==== INFORMATION PROVIDED

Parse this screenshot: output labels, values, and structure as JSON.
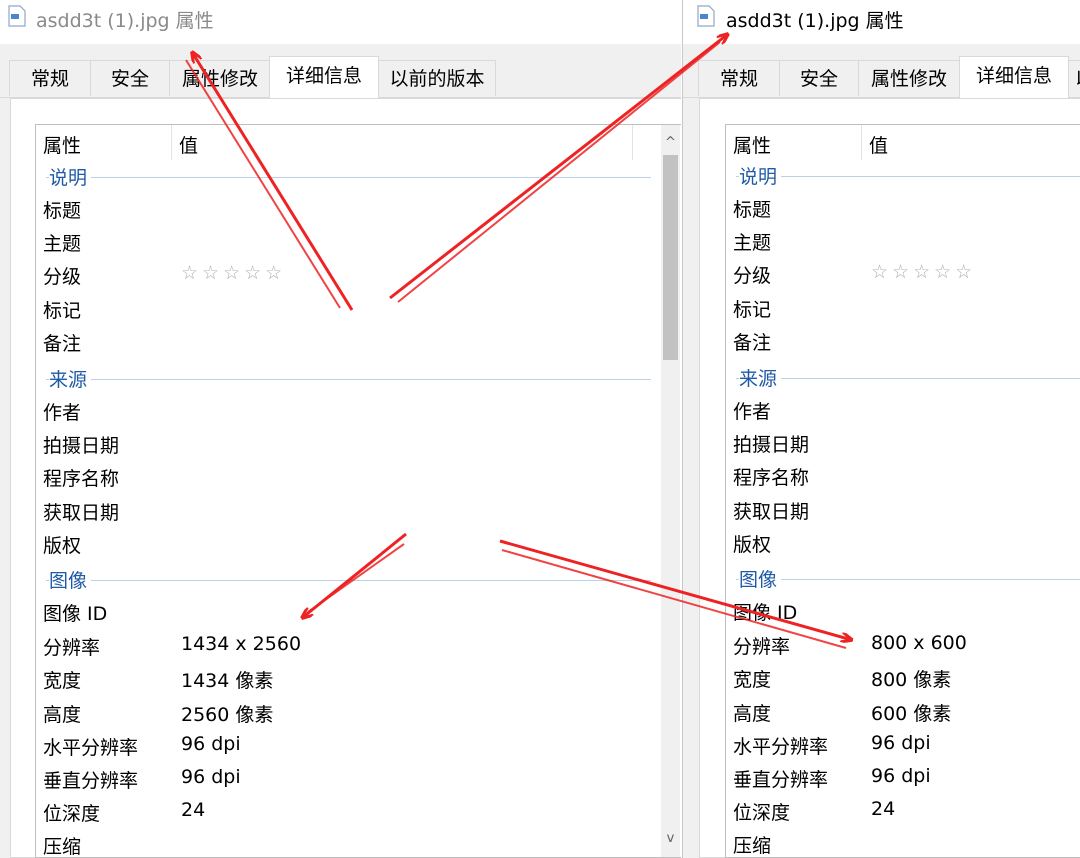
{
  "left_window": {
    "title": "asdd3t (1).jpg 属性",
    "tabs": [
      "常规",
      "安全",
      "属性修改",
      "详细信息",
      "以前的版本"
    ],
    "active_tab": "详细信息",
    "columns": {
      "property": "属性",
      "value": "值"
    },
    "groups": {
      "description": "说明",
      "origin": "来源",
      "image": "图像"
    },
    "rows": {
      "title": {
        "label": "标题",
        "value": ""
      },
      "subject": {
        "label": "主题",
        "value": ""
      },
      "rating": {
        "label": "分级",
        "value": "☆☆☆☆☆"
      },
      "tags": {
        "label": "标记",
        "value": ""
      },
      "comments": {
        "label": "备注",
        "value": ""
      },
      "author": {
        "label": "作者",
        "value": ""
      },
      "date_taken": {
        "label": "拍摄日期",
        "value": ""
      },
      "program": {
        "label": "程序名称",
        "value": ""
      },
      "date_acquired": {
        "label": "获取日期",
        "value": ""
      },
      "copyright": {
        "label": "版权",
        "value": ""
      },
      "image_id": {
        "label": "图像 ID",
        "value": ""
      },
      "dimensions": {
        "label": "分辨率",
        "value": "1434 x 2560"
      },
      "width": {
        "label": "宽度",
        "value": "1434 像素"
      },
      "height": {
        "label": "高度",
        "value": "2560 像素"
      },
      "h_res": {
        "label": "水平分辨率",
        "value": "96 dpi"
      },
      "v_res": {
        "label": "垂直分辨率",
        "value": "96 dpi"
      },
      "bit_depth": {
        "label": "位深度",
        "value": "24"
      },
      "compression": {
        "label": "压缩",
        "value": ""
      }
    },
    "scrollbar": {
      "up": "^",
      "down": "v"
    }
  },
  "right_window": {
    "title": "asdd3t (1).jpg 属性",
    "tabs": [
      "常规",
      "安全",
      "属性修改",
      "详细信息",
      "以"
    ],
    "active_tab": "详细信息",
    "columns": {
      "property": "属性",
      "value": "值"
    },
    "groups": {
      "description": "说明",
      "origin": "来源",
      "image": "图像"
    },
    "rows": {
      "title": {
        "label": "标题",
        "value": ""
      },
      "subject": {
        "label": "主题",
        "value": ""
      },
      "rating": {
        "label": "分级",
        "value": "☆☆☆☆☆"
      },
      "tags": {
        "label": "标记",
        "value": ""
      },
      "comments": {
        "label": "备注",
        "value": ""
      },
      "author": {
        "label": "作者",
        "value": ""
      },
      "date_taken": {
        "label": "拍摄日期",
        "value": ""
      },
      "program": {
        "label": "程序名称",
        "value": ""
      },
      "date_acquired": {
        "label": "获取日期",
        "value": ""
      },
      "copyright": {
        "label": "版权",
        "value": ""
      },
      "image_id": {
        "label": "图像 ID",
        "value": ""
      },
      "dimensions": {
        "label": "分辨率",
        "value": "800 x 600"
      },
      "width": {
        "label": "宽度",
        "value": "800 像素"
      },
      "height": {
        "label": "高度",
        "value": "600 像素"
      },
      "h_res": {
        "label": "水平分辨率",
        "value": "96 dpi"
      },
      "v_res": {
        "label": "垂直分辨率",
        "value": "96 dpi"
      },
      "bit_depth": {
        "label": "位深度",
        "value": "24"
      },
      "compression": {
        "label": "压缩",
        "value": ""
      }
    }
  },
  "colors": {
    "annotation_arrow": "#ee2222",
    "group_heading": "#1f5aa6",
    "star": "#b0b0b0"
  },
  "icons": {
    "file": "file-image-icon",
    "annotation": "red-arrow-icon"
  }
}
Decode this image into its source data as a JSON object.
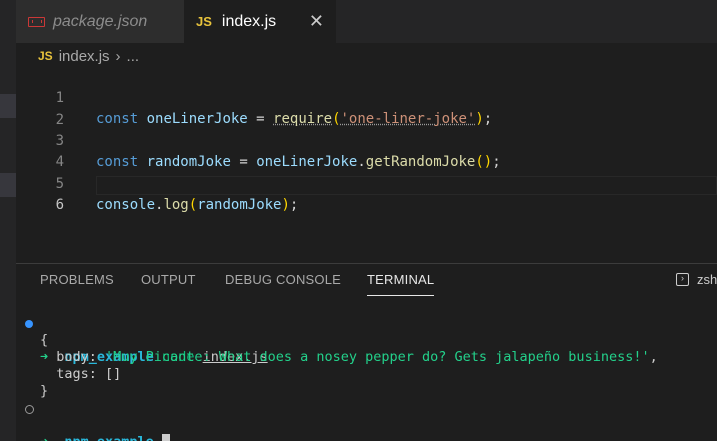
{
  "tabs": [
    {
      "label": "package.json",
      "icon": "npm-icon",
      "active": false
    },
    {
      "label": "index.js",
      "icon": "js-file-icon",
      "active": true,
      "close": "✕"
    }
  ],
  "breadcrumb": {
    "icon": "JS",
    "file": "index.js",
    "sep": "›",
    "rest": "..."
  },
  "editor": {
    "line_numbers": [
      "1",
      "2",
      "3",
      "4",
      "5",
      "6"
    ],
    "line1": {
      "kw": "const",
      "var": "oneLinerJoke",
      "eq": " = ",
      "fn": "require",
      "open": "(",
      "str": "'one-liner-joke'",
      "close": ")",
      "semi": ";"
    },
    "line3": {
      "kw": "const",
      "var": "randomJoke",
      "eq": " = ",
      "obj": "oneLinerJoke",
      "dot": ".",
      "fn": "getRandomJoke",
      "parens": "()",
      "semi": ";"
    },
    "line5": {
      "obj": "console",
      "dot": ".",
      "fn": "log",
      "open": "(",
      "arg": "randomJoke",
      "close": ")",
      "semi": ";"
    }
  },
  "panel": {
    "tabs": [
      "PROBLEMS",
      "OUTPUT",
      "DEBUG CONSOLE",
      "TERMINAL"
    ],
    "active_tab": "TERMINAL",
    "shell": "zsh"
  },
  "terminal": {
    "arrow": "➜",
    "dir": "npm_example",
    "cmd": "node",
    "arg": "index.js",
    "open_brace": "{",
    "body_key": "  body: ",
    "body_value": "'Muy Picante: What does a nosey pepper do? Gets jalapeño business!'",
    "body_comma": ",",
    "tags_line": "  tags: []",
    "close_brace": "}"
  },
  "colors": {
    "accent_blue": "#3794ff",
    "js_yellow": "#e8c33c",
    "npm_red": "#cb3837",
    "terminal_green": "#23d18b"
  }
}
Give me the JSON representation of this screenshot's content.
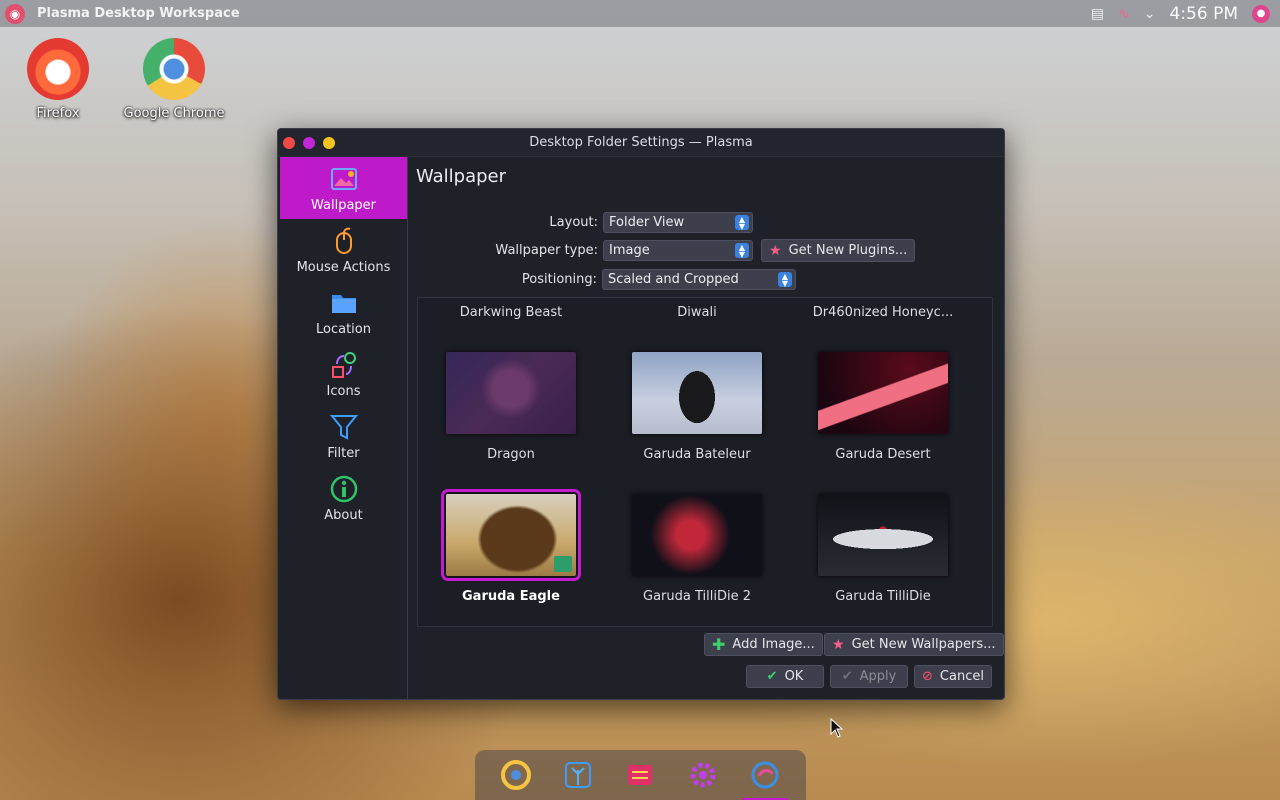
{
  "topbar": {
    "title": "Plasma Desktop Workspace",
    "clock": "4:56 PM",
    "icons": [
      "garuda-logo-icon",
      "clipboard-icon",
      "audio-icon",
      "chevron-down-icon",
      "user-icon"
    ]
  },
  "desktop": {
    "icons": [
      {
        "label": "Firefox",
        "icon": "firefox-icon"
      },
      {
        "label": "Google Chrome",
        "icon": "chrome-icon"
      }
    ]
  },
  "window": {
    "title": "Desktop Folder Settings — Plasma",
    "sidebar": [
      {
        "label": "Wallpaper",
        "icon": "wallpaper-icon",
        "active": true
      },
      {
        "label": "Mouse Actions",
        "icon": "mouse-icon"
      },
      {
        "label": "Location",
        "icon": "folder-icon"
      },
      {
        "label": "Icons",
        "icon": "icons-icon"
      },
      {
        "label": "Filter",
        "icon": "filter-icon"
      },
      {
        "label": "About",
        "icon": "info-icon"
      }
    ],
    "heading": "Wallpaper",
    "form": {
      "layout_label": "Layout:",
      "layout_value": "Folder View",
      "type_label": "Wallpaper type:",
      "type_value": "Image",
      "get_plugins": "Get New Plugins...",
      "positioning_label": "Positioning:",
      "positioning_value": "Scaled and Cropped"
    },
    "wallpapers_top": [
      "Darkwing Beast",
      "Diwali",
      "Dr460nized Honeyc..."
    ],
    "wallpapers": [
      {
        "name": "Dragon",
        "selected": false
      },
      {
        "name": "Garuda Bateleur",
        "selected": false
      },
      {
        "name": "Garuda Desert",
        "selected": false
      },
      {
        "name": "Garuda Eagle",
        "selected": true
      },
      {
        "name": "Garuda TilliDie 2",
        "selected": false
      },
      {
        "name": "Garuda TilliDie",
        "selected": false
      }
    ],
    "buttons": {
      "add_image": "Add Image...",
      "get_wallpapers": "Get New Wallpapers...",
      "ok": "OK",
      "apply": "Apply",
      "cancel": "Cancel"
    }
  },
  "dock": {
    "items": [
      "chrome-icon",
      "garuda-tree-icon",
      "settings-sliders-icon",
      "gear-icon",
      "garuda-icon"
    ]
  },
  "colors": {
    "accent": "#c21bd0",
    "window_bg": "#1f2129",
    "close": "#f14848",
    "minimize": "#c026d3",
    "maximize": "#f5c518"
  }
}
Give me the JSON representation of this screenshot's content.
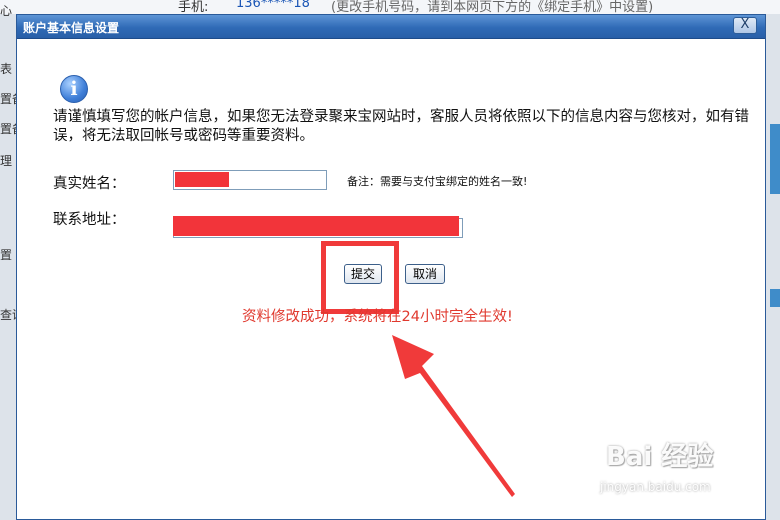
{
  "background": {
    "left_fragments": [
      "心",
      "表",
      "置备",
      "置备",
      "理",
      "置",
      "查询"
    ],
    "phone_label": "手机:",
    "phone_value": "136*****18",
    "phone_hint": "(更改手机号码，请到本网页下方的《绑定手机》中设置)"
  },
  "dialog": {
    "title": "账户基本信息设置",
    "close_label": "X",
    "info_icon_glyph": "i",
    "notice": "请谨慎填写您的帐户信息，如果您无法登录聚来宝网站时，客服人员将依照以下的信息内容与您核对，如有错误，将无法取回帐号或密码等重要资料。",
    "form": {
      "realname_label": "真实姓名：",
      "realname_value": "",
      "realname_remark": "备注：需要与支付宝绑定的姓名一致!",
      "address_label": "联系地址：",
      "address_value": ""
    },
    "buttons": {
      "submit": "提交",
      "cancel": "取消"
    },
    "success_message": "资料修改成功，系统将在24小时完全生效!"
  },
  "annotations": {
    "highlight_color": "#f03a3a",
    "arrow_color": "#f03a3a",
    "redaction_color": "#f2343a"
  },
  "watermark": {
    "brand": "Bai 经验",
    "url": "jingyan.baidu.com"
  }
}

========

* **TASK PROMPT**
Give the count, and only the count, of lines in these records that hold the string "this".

* **WRITTEN ANSWER**
4